Work instruction> Return all lines in the material below that contain "number".

Extracted records>
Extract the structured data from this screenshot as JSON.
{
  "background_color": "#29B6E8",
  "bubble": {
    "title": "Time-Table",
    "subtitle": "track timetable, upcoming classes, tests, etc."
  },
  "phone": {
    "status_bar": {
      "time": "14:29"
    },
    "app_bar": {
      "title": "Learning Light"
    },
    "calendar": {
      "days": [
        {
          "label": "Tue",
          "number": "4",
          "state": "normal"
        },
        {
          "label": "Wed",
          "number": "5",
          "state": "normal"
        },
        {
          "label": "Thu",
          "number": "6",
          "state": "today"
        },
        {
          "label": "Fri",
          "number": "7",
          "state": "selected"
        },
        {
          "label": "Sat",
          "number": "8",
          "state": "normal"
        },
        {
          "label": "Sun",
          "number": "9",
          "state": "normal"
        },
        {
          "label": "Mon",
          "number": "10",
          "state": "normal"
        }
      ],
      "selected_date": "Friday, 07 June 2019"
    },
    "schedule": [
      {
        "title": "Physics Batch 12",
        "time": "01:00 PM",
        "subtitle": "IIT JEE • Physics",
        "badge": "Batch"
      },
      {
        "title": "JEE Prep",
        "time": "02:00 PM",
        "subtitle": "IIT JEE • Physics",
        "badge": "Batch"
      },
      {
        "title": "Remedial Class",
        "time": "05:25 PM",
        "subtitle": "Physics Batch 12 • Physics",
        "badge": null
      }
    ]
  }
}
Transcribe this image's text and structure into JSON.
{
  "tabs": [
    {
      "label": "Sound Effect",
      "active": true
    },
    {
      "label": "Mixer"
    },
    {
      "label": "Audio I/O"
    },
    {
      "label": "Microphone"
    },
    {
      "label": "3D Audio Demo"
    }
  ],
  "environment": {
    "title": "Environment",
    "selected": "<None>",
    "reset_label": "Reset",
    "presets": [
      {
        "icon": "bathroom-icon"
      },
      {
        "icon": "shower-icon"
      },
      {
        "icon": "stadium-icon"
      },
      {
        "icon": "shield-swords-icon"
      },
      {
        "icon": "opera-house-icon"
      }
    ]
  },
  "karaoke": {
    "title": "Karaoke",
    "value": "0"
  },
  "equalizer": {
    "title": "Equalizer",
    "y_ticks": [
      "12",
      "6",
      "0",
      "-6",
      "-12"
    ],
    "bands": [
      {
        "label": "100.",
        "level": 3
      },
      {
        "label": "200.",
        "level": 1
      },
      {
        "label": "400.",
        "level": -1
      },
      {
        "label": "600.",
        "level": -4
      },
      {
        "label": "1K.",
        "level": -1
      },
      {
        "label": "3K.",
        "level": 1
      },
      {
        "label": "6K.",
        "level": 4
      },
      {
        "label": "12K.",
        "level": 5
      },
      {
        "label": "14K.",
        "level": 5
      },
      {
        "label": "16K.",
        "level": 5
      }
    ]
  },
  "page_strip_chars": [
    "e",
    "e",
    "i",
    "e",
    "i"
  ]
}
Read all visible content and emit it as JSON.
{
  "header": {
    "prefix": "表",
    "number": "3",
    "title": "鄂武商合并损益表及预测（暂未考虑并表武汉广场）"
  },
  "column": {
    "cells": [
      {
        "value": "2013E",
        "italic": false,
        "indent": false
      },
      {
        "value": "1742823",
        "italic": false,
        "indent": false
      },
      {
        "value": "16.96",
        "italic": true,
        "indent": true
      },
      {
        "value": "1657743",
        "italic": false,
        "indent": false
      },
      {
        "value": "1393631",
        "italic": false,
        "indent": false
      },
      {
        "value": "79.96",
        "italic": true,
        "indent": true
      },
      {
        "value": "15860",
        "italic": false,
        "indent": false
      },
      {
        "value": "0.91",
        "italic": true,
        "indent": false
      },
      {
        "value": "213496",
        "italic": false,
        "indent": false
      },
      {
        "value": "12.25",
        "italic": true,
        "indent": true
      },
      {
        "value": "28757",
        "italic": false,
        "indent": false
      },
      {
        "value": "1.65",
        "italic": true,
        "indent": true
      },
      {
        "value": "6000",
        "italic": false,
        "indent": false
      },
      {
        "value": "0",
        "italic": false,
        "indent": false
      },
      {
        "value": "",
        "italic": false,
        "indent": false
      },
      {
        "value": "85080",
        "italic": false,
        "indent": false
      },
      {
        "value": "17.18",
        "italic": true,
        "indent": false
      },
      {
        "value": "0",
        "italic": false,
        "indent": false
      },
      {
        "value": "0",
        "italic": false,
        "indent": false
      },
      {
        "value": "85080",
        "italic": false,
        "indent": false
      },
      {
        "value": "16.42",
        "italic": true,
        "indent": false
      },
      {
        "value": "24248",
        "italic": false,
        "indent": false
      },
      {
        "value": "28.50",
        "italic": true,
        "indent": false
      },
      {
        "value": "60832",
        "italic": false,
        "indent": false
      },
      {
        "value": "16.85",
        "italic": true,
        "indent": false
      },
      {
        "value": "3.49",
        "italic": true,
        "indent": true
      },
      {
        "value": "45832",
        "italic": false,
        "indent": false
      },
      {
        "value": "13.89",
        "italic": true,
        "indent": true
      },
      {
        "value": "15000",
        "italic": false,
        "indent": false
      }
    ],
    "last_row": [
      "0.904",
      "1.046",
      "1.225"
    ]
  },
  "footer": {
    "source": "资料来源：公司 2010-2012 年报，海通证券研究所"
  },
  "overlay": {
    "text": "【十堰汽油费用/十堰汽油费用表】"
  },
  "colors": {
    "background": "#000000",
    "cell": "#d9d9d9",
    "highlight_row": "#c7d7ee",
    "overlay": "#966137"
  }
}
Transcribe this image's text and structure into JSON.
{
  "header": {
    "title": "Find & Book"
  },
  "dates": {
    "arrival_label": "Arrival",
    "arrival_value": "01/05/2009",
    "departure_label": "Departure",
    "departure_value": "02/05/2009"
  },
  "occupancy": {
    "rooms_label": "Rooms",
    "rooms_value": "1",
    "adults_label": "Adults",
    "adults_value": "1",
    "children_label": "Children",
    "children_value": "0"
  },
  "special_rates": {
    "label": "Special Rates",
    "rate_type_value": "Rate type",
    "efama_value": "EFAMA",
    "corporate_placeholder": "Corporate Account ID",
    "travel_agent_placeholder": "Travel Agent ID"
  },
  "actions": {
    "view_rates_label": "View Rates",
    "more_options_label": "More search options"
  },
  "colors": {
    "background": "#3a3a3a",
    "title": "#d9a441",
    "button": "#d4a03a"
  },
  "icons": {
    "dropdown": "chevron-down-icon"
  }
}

Result>
          "number": "4",
          "number": "5",
          "number": "6",
          "number": "7",
          "number": "8",
          "number": "9",
          "number": "10",
    "number": "3",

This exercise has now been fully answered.